- [What the task asks]:
Where a line of the data below has the string "name", copy that line.

[Dataset rows for apps and sites]
◆ ◆ ◆ ◆ ◆ ◆ ◆

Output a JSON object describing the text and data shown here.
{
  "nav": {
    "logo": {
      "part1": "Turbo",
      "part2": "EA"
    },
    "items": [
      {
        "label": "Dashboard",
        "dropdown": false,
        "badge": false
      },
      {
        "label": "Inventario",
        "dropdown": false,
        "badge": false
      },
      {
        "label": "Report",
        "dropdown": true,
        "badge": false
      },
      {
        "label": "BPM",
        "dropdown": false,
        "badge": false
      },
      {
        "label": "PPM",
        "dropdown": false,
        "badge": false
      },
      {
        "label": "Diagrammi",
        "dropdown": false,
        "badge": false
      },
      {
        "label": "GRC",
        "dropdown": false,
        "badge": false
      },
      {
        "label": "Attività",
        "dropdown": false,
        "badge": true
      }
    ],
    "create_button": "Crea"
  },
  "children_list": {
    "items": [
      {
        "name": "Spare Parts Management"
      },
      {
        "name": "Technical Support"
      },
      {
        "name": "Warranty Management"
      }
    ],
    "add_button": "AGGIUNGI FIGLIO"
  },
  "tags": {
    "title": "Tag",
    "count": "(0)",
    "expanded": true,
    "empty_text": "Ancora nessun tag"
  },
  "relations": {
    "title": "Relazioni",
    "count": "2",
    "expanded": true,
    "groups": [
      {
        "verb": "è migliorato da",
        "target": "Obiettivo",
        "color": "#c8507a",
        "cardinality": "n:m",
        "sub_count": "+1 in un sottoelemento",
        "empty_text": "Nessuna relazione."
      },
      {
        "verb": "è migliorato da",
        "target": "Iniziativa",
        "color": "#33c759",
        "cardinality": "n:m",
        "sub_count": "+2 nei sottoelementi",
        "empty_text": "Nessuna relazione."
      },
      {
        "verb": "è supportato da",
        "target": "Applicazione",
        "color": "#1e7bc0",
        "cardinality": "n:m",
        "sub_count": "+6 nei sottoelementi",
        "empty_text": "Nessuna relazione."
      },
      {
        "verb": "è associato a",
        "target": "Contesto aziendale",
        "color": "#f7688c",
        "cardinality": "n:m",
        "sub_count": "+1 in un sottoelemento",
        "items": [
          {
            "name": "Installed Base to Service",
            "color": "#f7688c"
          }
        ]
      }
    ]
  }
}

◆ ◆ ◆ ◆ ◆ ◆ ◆

- [Final answer]:
        "name": "Spare Parts Management"
        "name": "Technical Support"
        "name": "Warranty Management"
            "name": "Installed Base to Service",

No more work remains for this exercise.